This year, instead of picking up the conventional box of egg dying tablets, we sourced three all natural brands that use fruit and vegetable extracts. We were happy to replace the toxic color additives like Red No. 3 and Yellow No. 5 with natural ingredients like radish, cabbage, and sweet potato. Dying eggs the natural way makes it safe for children of all ages. It also provides an opportunity to teach your kids about alternative craft methods that are healthier for them and environmentally responsible. Each of these small companies was conceived by a parent, who wanted to offer an environmentally safe alternative to toxic commercial art supplies. We are enamored by their efforts and would like to bring their labors of love to you and your family. We spent an afternoon on The Meadow dying dozens of eggs and comparing the results. Perhaps our findings will help you decide which brand is best for you.
Wishing you a very Happy Easter!
- To begin, DO NOT dye eggs in your Sunday best! These natural dyes are powerful and can easily stain fabrics and surfaces. We suggest that you wear craft friendly clothes and line your table with a protective covering like newspaper or a plastic table cloth. Also, hard boil your eggs ahead of time so they can cool before little hands are holding them.
- If you can’t remember which carton of eggs is hard boiled and which is raw, try spinning an egg on a smooth surface like you would a top. If the egg is hard boiled, it will spin nicely – if it’s raw, the movement of the yolk will cause it not to spin.
ECO- KIDS ECO- EGGS COLORING KIT: made in Maine
Meet Cammie, Kip & their kids Jack, Maggie and Gus. They are eco-kids® — a family run business that produces all natural art supplies.
These dyes were ideal for us as we were looking to create lighter pastel colors.

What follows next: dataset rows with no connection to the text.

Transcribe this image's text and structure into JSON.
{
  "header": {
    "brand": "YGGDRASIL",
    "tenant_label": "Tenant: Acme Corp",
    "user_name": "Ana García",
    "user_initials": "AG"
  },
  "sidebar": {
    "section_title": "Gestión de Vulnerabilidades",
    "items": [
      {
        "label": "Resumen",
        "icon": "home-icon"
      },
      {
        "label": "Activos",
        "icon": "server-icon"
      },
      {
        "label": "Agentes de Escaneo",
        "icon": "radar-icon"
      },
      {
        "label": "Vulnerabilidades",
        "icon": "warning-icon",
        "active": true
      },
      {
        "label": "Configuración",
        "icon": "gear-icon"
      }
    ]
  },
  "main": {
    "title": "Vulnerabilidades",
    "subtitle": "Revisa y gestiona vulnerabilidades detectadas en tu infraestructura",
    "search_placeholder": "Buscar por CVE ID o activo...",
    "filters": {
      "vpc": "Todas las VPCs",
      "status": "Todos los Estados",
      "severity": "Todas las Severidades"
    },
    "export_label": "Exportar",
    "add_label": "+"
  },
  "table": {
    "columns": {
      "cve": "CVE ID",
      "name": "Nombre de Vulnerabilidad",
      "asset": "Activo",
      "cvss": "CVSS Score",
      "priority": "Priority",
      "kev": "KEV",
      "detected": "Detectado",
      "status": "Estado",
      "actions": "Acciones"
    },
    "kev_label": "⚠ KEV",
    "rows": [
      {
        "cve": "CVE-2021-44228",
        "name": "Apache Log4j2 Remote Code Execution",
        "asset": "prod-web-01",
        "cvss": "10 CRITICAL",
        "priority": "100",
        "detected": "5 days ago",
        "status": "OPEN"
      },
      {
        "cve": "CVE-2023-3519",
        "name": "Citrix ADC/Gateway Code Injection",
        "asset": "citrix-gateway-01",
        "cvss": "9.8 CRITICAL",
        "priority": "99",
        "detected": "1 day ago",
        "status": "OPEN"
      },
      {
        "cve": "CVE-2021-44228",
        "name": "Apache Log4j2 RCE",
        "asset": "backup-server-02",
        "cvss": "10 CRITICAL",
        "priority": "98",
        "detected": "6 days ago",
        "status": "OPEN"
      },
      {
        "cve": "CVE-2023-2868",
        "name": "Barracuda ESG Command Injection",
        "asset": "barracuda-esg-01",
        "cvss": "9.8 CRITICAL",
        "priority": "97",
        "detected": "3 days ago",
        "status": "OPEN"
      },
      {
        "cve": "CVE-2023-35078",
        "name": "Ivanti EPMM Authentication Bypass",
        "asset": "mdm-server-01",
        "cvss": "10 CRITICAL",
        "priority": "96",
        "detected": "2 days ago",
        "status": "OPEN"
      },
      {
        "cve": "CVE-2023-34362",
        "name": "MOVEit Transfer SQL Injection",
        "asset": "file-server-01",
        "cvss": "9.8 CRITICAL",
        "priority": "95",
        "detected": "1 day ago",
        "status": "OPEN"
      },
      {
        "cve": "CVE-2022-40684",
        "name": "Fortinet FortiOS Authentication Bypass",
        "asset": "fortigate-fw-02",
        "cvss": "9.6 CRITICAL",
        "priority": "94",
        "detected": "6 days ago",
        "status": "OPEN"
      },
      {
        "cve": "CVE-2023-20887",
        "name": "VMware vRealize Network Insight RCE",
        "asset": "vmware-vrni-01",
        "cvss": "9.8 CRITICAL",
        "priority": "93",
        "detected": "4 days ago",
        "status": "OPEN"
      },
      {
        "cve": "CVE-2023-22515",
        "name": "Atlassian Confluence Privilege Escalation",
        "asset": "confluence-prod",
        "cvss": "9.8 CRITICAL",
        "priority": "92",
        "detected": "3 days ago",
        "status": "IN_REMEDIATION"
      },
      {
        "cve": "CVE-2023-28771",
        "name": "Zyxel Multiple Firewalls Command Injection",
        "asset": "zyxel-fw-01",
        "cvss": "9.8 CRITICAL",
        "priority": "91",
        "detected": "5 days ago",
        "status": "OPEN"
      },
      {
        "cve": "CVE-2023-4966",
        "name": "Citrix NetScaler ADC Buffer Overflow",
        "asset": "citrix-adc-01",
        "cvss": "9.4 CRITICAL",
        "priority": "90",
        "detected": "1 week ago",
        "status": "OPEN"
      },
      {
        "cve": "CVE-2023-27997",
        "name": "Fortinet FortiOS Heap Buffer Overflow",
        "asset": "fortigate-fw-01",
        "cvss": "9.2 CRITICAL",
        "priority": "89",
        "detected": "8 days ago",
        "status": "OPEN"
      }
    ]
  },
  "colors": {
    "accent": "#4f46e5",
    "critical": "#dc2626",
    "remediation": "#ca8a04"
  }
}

This kit was incredibly thoughtful, and included thorough instructions for mixing colors, suggested dying times, and no vinegar was required for any of the dyes. Best of all, this was the only kit that came with a wire egg dipper! They also offered printable activity sheets from their website to help keep your kids occupied while the eggs are coloring. Brilliant!
Because these dyes resulted in lighter pastel colors, we feel that white eggs work best. The suggested dying times are much longer than we needed to achieve the pastel colors in the photo above. Keep in mind that there is not enough liquid to completely submerge the egg – you will need to rotate it with the wire dipper or a spoon to achieve even coloring.
- 3 natural dyes made with gardenia flower, curcumin, annatto seeds, beets, red cabbage and purple sweet potato
- 1 hand crafted wire dipper
- 1 eco-crayon
- 1 card of dyeing instructions to achieve mixed colors
GLOB NATURAL EASTER EGG COLORING KIT: made in California
GLOB was conceived by artist and teacher Ashely Phelps. She had experienced bad reactions to chemical additives in art supplies and began to search for a way to create a healthy, all natural solution.
We grew to love the deep vibrant colors that this kit provided, even though they weren’t exactly what we were looking for when we started. Because the dyes were so powerful, we were able to achieve a wide spectrum of colors using both brown, and white eggs. Keep in mind that brown eggs will take longer to pick up the pigment. The colors are very thick and call for very little liquid – you will need rotate the egg with a spoon to achieve even coloring. Two of the dyes required us to add vinegar.
- 3 natural dyes made with radish, cabbage, and annatto extracts
- 3 bamboo mixing brushes
- 1 card of dyeing instructions to achieve mixed colors as well as other dying ideas
NATURAL EGG DYE: Made in the USA
Leah Fanning Mebane began making natural paints to eliminate all toxins from her art studio in 2009, immediately after becoming pregnant with her first son. Her Oregon based company specializes in eco-friendly and completely non toxic art supplies for both adults and children.
This kit provided 4 dyes instead of 3, and doesn’t require any vinegar. Like the other kits, there is not enough liquid to completely submerge the egg – you will need to rotate it with a spoon to achieve even coloring.
The colors are rich and saturated if you leave the eggs in the dye for the suggested coloring time, and lighter if you leave them in for less time. We were able to use both white and brown eggs to produce an array of colors. Keep in mind that brown eggs will take longer to pick up the pigment.
- 4 natural dyes made with fruit, herb, and vegetable extracts including beets, turmeric and red cabbage
- 1 card of creative egg dying ideas, and notes